● **Exercise**: All lines of the material that contain "title" must be copied out.

● **Available records**:

-=-=-=-=-

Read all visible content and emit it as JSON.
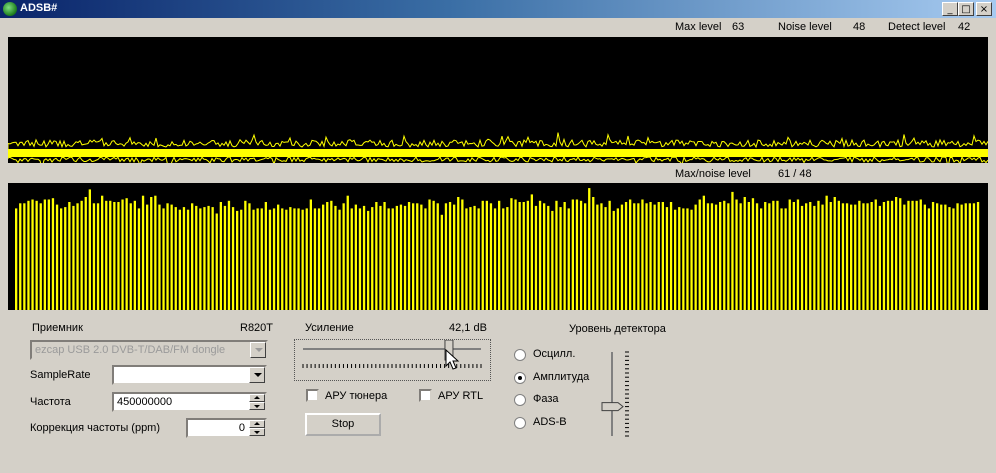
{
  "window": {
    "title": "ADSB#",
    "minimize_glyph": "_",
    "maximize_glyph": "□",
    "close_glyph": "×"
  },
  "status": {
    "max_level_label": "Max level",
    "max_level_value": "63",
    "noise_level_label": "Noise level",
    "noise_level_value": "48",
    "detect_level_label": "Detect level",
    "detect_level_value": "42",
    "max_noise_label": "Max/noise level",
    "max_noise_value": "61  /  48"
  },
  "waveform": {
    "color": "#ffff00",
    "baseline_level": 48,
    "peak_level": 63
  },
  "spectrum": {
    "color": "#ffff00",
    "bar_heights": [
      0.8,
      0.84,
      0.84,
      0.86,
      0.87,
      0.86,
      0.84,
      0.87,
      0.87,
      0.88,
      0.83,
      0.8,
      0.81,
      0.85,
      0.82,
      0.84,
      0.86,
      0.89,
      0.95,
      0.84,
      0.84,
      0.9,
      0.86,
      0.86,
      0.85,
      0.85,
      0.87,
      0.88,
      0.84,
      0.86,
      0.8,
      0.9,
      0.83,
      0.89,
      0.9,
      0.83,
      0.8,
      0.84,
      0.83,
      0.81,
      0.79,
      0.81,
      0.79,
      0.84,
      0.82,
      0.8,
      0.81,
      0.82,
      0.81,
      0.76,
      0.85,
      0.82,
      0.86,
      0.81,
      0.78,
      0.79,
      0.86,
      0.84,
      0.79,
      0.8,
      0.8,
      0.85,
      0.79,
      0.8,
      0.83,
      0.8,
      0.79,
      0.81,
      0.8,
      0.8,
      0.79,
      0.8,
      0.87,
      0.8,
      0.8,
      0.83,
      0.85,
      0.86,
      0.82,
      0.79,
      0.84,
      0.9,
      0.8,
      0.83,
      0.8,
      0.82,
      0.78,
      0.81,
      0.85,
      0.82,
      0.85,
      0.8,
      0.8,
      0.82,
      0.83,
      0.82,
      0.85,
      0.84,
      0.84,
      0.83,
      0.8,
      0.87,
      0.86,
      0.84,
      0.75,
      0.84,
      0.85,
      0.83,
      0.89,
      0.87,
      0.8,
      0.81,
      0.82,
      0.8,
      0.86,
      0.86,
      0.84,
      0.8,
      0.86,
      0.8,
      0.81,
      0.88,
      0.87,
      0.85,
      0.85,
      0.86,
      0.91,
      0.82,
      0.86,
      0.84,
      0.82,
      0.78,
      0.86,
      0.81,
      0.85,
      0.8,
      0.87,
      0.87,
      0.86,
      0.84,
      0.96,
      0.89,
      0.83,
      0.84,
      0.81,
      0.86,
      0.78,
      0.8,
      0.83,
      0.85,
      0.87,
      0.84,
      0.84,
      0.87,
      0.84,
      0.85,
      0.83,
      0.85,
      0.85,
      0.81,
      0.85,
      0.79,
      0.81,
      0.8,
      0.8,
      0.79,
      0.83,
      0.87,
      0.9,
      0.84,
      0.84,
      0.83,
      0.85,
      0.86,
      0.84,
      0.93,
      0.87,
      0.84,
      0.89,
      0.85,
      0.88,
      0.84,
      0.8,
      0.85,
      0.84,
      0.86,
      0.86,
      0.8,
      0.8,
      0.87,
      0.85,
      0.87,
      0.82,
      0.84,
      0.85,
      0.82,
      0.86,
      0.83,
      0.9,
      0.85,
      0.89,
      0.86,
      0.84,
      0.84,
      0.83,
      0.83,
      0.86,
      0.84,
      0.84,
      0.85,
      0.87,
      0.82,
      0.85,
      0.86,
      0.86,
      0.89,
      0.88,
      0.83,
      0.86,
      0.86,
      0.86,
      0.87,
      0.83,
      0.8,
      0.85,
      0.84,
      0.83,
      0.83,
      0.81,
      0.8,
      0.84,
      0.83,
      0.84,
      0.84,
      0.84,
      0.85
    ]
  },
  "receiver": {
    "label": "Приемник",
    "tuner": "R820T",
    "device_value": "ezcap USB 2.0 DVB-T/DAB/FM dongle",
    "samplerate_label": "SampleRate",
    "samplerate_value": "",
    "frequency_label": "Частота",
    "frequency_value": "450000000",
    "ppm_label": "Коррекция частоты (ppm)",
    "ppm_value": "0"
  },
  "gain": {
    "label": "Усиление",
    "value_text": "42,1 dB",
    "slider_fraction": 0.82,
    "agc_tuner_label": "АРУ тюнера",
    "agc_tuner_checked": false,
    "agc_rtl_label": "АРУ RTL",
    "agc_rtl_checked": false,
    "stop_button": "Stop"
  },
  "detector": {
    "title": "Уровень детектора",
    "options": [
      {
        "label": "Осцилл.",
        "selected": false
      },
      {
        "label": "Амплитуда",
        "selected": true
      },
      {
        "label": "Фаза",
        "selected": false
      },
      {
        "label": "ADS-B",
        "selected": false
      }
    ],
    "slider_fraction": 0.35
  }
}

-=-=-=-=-

● **Response**:
    "title": "ADSB#",
    "title": "Уровень детектора",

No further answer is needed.